author  Jim Blandy <jimb@mozilla.com> 
Wed, 13 Jan 2016 12:46:40 0800  
changeset 279836  9092fd77df19045999fb34c6db1744475c283e82 
parent 279835  24e0645f9c31e717586e287adb863e5c3f68c2f3 
child 279837  f001a01c85d7979a9b9e44ee198587a772b06f46 
push id  70241 
push user  jblandy@mozilla.com 
push date  Thu, 14 Jan 2016 00:28:10 +0000 
treeherder  mozillainbound@9092fd77df19 [default view] [failures only] 
perfherder  [talos] [build metrics] [platform microbench] (compared to previous push) 
reviewers  Waldo 
bugs  1239479 
milestone  46.0a1 
first release with  nightly linux32
nightly linux64
nightly mac
nightly win32
nightly win64

last release without  nightly linux32
nightly linux64
nightly mac
nightly win32
nightly win64

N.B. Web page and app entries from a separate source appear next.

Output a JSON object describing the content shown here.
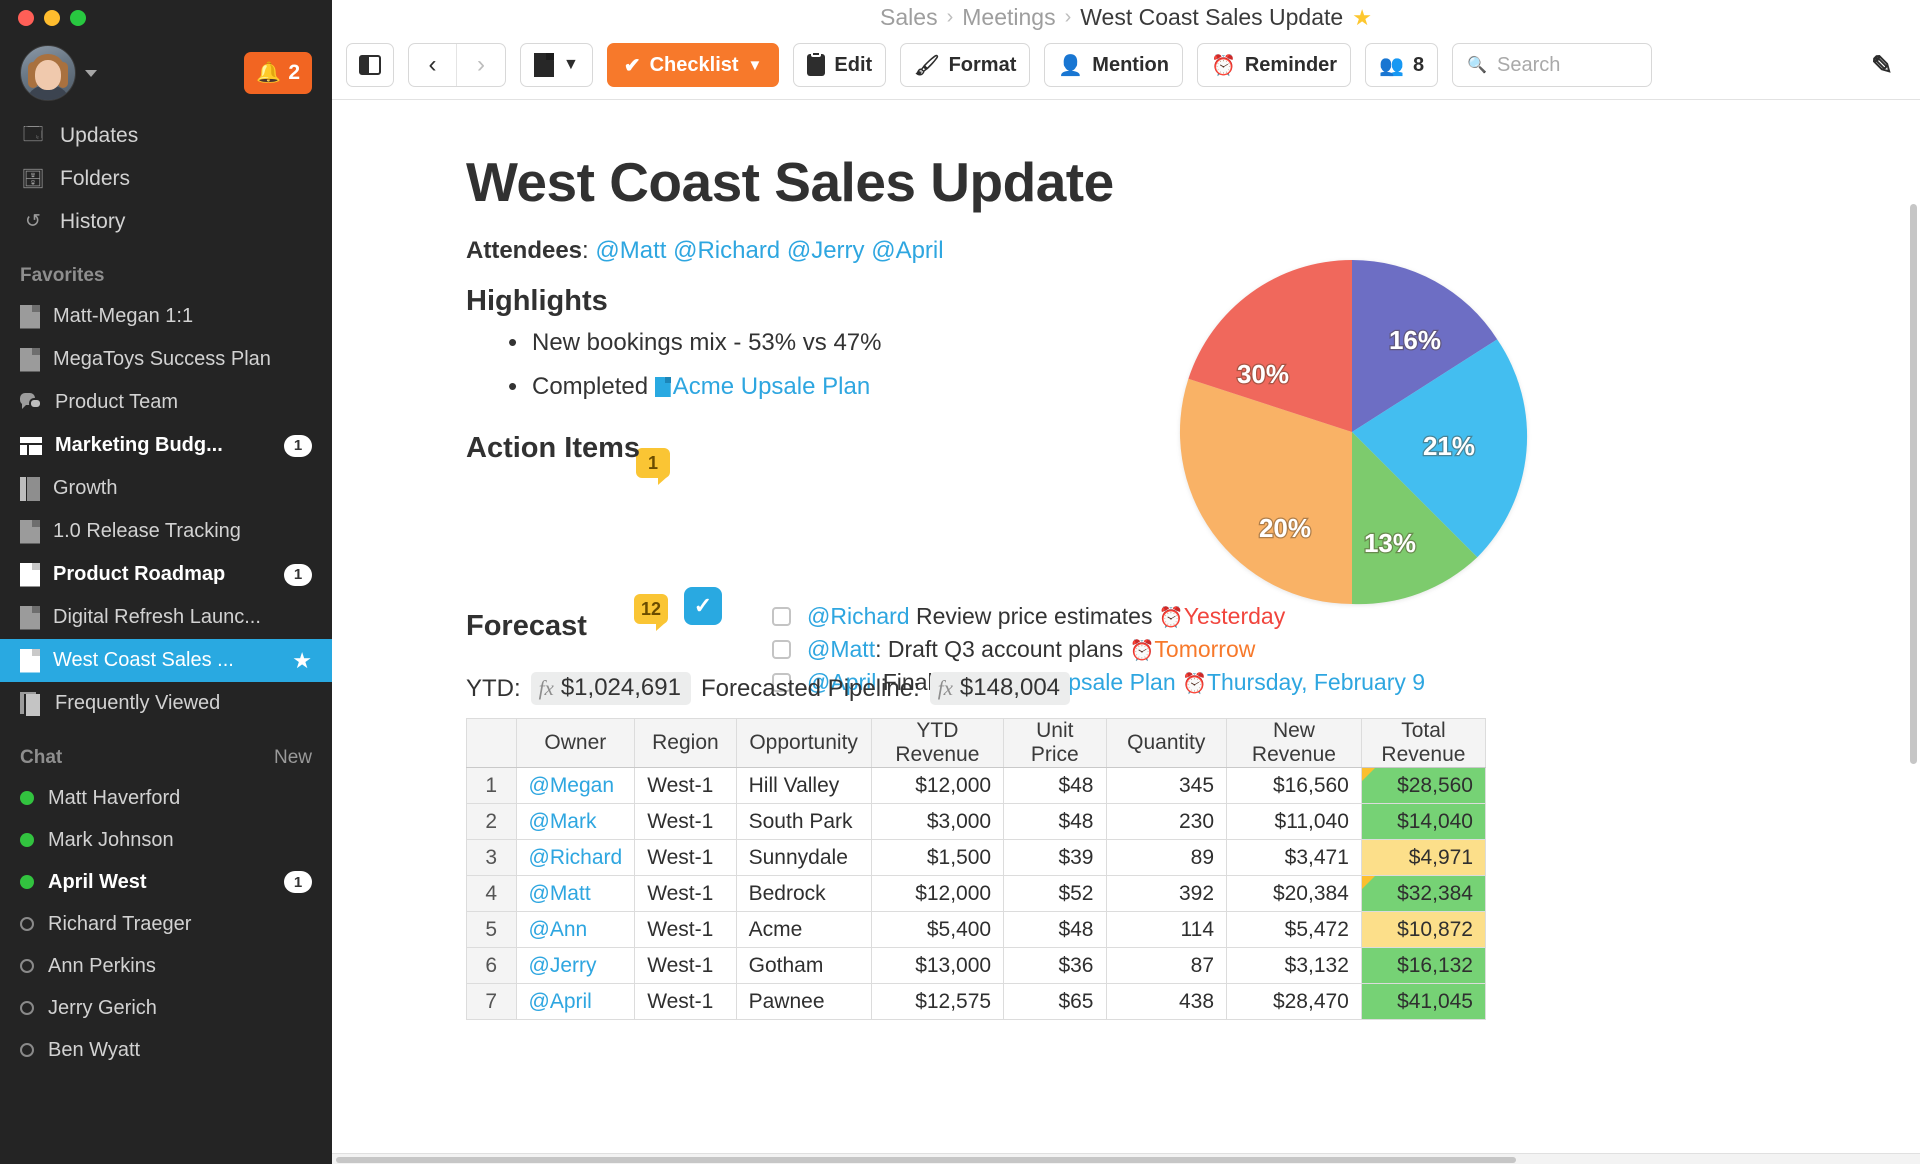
{
  "window": {
    "traffic_lights": [
      "close",
      "minimize",
      "maximize"
    ]
  },
  "sidebar": {
    "user": {
      "avatar_alt": "user-avatar",
      "chevron": "▾"
    },
    "notifications": {
      "icon": "bell-icon",
      "count": "2"
    },
    "nav": [
      {
        "label": "Updates",
        "icon": "updates-icon"
      },
      {
        "label": "Folders",
        "icon": "folders-icon"
      },
      {
        "label": "History",
        "icon": "history-icon"
      }
    ],
    "favorites_label": "Favorites",
    "favorites": [
      {
        "label": "Matt-Megan 1:1",
        "icon": "doc-icon",
        "bold": false,
        "badge": "",
        "starred": false,
        "active": false
      },
      {
        "label": "MegaToys Success Plan",
        "icon": "doc-icon",
        "bold": false,
        "badge": "",
        "starred": false,
        "active": false
      },
      {
        "label": "Product Team",
        "icon": "chat-icon",
        "bold": false,
        "badge": "",
        "starred": false,
        "active": false
      },
      {
        "label": "Marketing Budg...",
        "icon": "board-icon",
        "bold": true,
        "badge": "1",
        "starred": false,
        "active": false
      },
      {
        "label": "Growth",
        "icon": "column-icon",
        "bold": false,
        "badge": "",
        "starred": false,
        "active": false
      },
      {
        "label": "1.0 Release Tracking",
        "icon": "doc-icon",
        "bold": false,
        "badge": "",
        "starred": false,
        "active": false
      },
      {
        "label": "Product Roadmap",
        "icon": "doc-icon",
        "bold": true,
        "badge": "1",
        "starred": false,
        "active": false
      },
      {
        "label": "Digital Refresh Launc...",
        "icon": "doc-icon",
        "bold": false,
        "badge": "",
        "starred": false,
        "active": false
      },
      {
        "label": "West Coast Sales ...",
        "icon": "doc-icon",
        "bold": false,
        "badge": "",
        "starred": true,
        "active": true
      },
      {
        "label": "Frequently Viewed",
        "icon": "stack-icon",
        "bold": false,
        "badge": "",
        "starred": false,
        "active": false
      }
    ],
    "chat_label": "Chat",
    "chat_new_label": "New",
    "chat": [
      {
        "name": "Matt Haverford",
        "status": "online",
        "badge": "",
        "bold": false
      },
      {
        "name": "Mark Johnson",
        "status": "online",
        "badge": "",
        "bold": false
      },
      {
        "name": "April West",
        "status": "online",
        "badge": "1",
        "bold": true
      },
      {
        "name": "Richard Traeger",
        "status": "offline",
        "badge": "",
        "bold": false
      },
      {
        "name": "Ann Perkins",
        "status": "offline",
        "badge": "",
        "bold": false
      },
      {
        "name": "Jerry Gerich",
        "status": "offline",
        "badge": "",
        "bold": false
      },
      {
        "name": "Ben Wyatt",
        "status": "offline",
        "badge": "",
        "bold": false
      }
    ]
  },
  "breadcrumb": {
    "root": "Sales",
    "sep": "›",
    "parent": "Meetings",
    "current": "West Coast Sales Update",
    "star": "★"
  },
  "toolbar": {
    "sidebar_toggle": "sidebar-toggle",
    "back": "‹",
    "forward": "›",
    "doc_menu_caret": "⌄",
    "checklist_label": "Checklist",
    "checklist_caret": "⌄",
    "edit_label": "Edit",
    "format_label": "Format",
    "mention_label": "Mention",
    "reminder_label": "Reminder",
    "people_count": "8",
    "search_placeholder": "Search",
    "compose": "compose-icon"
  },
  "document": {
    "title": "West Coast Sales Update",
    "attendees_label": "Attendees",
    "attendees": [
      "@Matt",
      "@Richard",
      "@Jerry",
      "@April"
    ],
    "highlights_heading": "Highlights",
    "highlights": [
      {
        "text": "New bookings mix - 53% vs 47%",
        "link": ""
      },
      {
        "text": "Completed ",
        "link": "Acme Upsale Plan"
      }
    ],
    "highlights_comment_count": "1",
    "action_heading": "Action Items",
    "action_comment_count": "12",
    "action_check_icon": "checked-box-icon",
    "action_items": [
      {
        "checked": false,
        "owner": "@Richard",
        "text": " Review price estimates ",
        "due": "Yesterday",
        "due_color": "red"
      },
      {
        "checked": false,
        "owner": "@Matt",
        "text": ": Draft Q3 account plans ",
        "due": "Tomorrow",
        "due_color": "orange"
      },
      {
        "checked": false,
        "owner": "@April",
        "text": " Finalize ",
        "link": "Acme Upsale Plan",
        "due": "Thursday, February 9",
        "due_color": "blue"
      }
    ],
    "forecast_heading": "Forecast",
    "ytd_label": "YTD:",
    "ytd_value": "$1,024,691",
    "pipeline_label": "Forecasted Pipeline:",
    "pipeline_value": "$148,004",
    "fx_symbol": "fx"
  },
  "table": {
    "columns": [
      "",
      "Owner",
      "Region",
      "Opportunity",
      "YTD Revenue",
      "Unit Price",
      "Quantity",
      "New Revenue",
      "Total Revenue"
    ],
    "rows": [
      {
        "n": "1",
        "owner": "@Megan",
        "region": "West-1",
        "opportunity": "Hill Valley",
        "ytd": "$12,000",
        "unit": "$48",
        "qty": "345",
        "newrev": "$16,560",
        "total": "$28,560",
        "total_fill": "green",
        "flag": true
      },
      {
        "n": "2",
        "owner": "@Mark",
        "region": "West-1",
        "opportunity": "South Park",
        "ytd": "$3,000",
        "unit": "$48",
        "qty": "230",
        "newrev": "$11,040",
        "total": "$14,040",
        "total_fill": "green",
        "flag": false
      },
      {
        "n": "3",
        "owner": "@Richard",
        "region": "West-1",
        "opportunity": "Sunnydale",
        "ytd": "$1,500",
        "unit": "$39",
        "qty": "89",
        "newrev": "$3,471",
        "total": "$4,971",
        "total_fill": "yellow",
        "flag": false
      },
      {
        "n": "4",
        "owner": "@Matt",
        "region": "West-1",
        "opportunity": "Bedrock",
        "ytd": "$12,000",
        "unit": "$52",
        "qty": "392",
        "newrev": "$20,384",
        "total": "$32,384",
        "total_fill": "green",
        "flag": true
      },
      {
        "n": "5",
        "owner": "@Ann",
        "region": "West-1",
        "opportunity": "Acme",
        "ytd": "$5,400",
        "unit": "$48",
        "qty": "114",
        "newrev": "$5,472",
        "total": "$10,872",
        "total_fill": "yellow",
        "flag": false
      },
      {
        "n": "6",
        "owner": "@Jerry",
        "region": "West-1",
        "opportunity": "Gotham",
        "ytd": "$13,000",
        "unit": "$36",
        "qty": "87",
        "newrev": "$3,132",
        "total": "$16,132",
        "total_fill": "green",
        "flag": false
      },
      {
        "n": "7",
        "owner": "@April",
        "region": "West-1",
        "opportunity": "Pawnee",
        "ytd": "$12,575",
        "unit": "$65",
        "qty": "438",
        "newrev": "$28,470",
        "total": "$41,045",
        "total_fill": "green",
        "flag": false
      }
    ]
  },
  "chart_data": {
    "type": "pie",
    "title": "",
    "labels": [
      "16%",
      "21%",
      "13%",
      "20%",
      "30%"
    ],
    "values": [
      16,
      21,
      13,
      20,
      30
    ],
    "colors": [
      "#6d6ec4",
      "#43bef0",
      "#7dcb6d",
      "#f9b266",
      "#f0685c"
    ],
    "legend": "none",
    "start_angle_deg": 0,
    "direction": "clockwise"
  }
}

 a/mfbt/XorShift128PlusRNG.h +++ b/mfbt/XorShift128PlusRNG.h @@ 28,52 +28,64 @@ namespace non_crypto { * That paper says: * * In particular, we propose a tightly coded xorshift128+ generator that * does not fail systematically any test from the BigCrush suite of TestU01 * (even reversed) and generates 64 pseudorandom bits in 1.10 ns on an * Intel(R) Core(TM) i74770 CPU @3.40GHz (Haswell). It is the fastest * generator we are aware of with such empirical statistical properties. * + * The stream of numbers produced by this method repeats every 2**128  1 calls + * (i.e. never, for all practical purposes). Zero appears 2**64  1 times in + * this period; all other numbers appear 2**64 times. Additionally, each *bit* + * in the produced numbers repeats every 2**128  1 calls. + * * This generator is not suitable as a cryptographically secure random number * generator. */ class XorShift128PlusRNG { uint64_t mState[2]; public: /* * Construct a xorshift128+ pseudorandom number stream using aInitial0 and  * aInitial1 as the initial state. These may not both be zero; ideally, they  * should have an almost even mix of zero and one bits. + * aInitial1 as the initial state. These MUST NOT both be zero. + * + * If the initial states contain many zeros, for a few iterations you'll see + * many zeroes in the generated numbers. It's suggested to seed a SplitMix64 + * generator <http://xorshift.di.unimi.it/splitmix64.c> and use its first two + * outputs to seed xorshift128+. */ XorShift128PlusRNG(uint64_t aInitial0, uint64_t aInitial1) { setState(aInitial0, aInitial1); }  /* Return a pseudorandom 64bit number. */ + /** + * Return a pseudorandom 64bit number. + */ uint64_t next() { /* * The offsetOfState*() methods below are provided so that exceedinglyrare * callers that want to observe or poke at RNG state in C++ typesystem * ignoring means can do so. Don't change the next() or nextDouble() * algorithms without altering code that uses offsetOfState*()! */ uint64_t s1 = mState[0]; const uint64_t s0 = mState[1]; mState[0] = s0; s1 ^= s1 << 23; mState[1] = s1 ^ s0 ^ (s1 >> 17) ^ (s0 >> 26); return mState[1] + s0; } /*  * Return a pseudorandom floatingpoint value in the range [0, 1).  * More precisely, choose an integer in the range [0, 2**53) and  * divide it by 2**53. + * Return a pseudorandom floatingpoint value in the range [0, 1). More + * precisely, choose an integer in the range [0, 2**53) and divide it by + * 2**53. Given the 2**128  1 period noted above, the produced doubles are + * all but uniformly distributed in this range. */ double nextDouble() { /* * Because the IEEE 64bit floating point format stores the leading '1' bit * of the mantissa implicitly, it effectively represents a mantissa in the * range [0, 2**53) in only 52 bits. FloatingPoint<double>::kExponentShift * is the width of the bitfield in the inmemory format, so we must add one * to get the mantissa's range.